Australian bat Lyssavirus, first reported in mid-1996 from a Black Flying Fox Pteropus alecto has now been isolated from two other species of flying fox, a microbat and a human, who died of a rabies-like illness. Infected animals have been identified from widely separated localities in four Australian states. It is not known definitely from which species of animal the human victim contracted the disease, which is (are) responsible for spreading it. nor whether it is an old disease or one that has recently entered Australia.
The infectivity of Australian bat Lyssavirus to humans and other mammals is not known, but its close genomic and antigenic relationship to classical rabies virus suggest that it is likely to be capable of causing fatal illness in most mammalian species. Its similarity to classical rabies virus also indicates that humans and other mammals will be protected by existing rabies vaccines. The discovery of Lyssavirus in Australian bats has highlighted the need for professional and community groups involved with wild animals to work together to decrease the risks to human health and to lessen the impact on bats and other native species. Educating the public about the risks of contact with bats is the single most important safeguard in protecting humans from a bat-borne disease.

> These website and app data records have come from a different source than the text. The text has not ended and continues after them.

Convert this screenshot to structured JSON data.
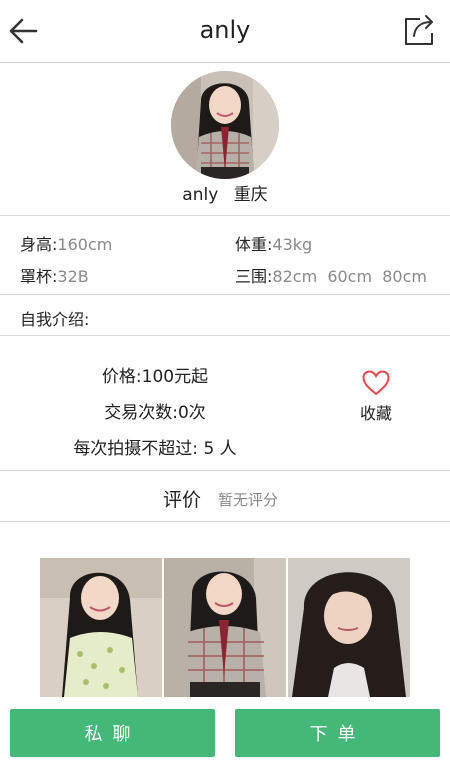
{
  "header": {
    "title": "anly",
    "back_icon": "arrow-left-icon",
    "share_icon": "share-icon"
  },
  "profile": {
    "name": "anly",
    "city": "重庆"
  },
  "stats": {
    "height_label": "身高:",
    "height_value": "160cm",
    "weight_label": "体重:",
    "weight_value": "43kg",
    "cup_label": "罩杯:",
    "cup_value": "32B",
    "measurements_label": "三围:",
    "measurements_value": "82cm  60cm  80cm"
  },
  "intro": {
    "label": "自我介绍:"
  },
  "pricing": {
    "price": "价格:100元起",
    "trade_count": "交易次数:0次",
    "max_people": "每次拍摄不超过: 5 人"
  },
  "favorite": {
    "label": "收藏",
    "icon": "heart-icon",
    "color": "#e5474b"
  },
  "rating": {
    "title": "评价",
    "empty_text": "暂无评分"
  },
  "actions": {
    "chat_label": "私聊",
    "order_label": "下单",
    "button_color": "#44b876"
  }
}
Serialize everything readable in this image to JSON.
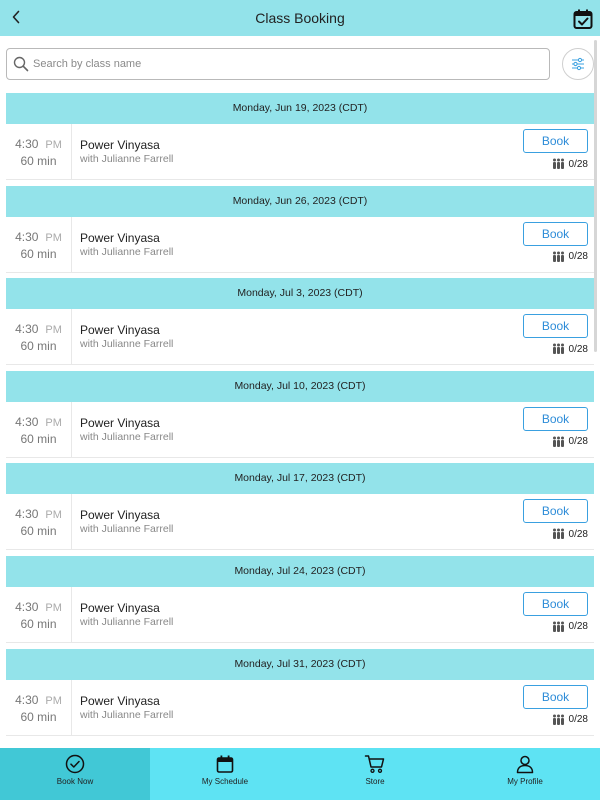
{
  "header": {
    "title": "Class Booking",
    "back_icon": "chevron-left-icon",
    "calendar_icon": "calendar-check-icon"
  },
  "search": {
    "placeholder": "Search by class name",
    "value": "",
    "filter_icon": "sliders-icon"
  },
  "classes": [
    {
      "date": "Monday, Jun 19, 2023 (CDT)",
      "time": "4:30",
      "ampm": "PM",
      "duration": "60 min",
      "name": "Power Vinyasa",
      "instructor": "with Julianne Farrell",
      "book_label": "Book",
      "capacity": "0/28"
    },
    {
      "date": "Monday, Jun 26, 2023 (CDT)",
      "time": "4:30",
      "ampm": "PM",
      "duration": "60 min",
      "name": "Power Vinyasa",
      "instructor": "with Julianne Farrell",
      "book_label": "Book",
      "capacity": "0/28"
    },
    {
      "date": "Monday, Jul 3, 2023 (CDT)",
      "time": "4:30",
      "ampm": "PM",
      "duration": "60 min",
      "name": "Power Vinyasa",
      "instructor": "with Julianne Farrell",
      "book_label": "Book",
      "capacity": "0/28"
    },
    {
      "date": "Monday, Jul 10, 2023 (CDT)",
      "time": "4:30",
      "ampm": "PM",
      "duration": "60 min",
      "name": "Power Vinyasa",
      "instructor": "with Julianne Farrell",
      "book_label": "Book",
      "capacity": "0/28"
    },
    {
      "date": "Monday, Jul 17, 2023 (CDT)",
      "time": "4:30",
      "ampm": "PM",
      "duration": "60 min",
      "name": "Power Vinyasa",
      "instructor": "with Julianne Farrell",
      "book_label": "Book",
      "capacity": "0/28"
    },
    {
      "date": "Monday, Jul 24, 2023 (CDT)",
      "time": "4:30",
      "ampm": "PM",
      "duration": "60 min",
      "name": "Power Vinyasa",
      "instructor": "with Julianne Farrell",
      "book_label": "Book",
      "capacity": "0/28"
    },
    {
      "date": "Monday, Jul 31, 2023 (CDT)",
      "time": "4:30",
      "ampm": "PM",
      "duration": "60 min",
      "name": "Power Vinyasa",
      "instructor": "with Julianne Farrell",
      "book_label": "Book",
      "capacity": "0/28"
    }
  ],
  "tabbar": {
    "tabs": [
      {
        "label": "Book Now",
        "icon": "check-circle-icon",
        "active": true
      },
      {
        "label": "My Schedule",
        "icon": "calendar-icon",
        "active": false
      },
      {
        "label": "Store",
        "icon": "cart-icon",
        "active": false
      },
      {
        "label": "My Profile",
        "icon": "user-icon",
        "active": false
      }
    ]
  },
  "colors": {
    "header_bg": "#93e3ea",
    "tabbar_bg": "#5ee3f3",
    "tab_active_bg": "#41c8d6",
    "book_button_border": "#3aa0e0"
  }
}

Concurrently, people need to be informed of the important role of bats in maintaining biodiversity and ecosystem integrity to minimize public impact on bats.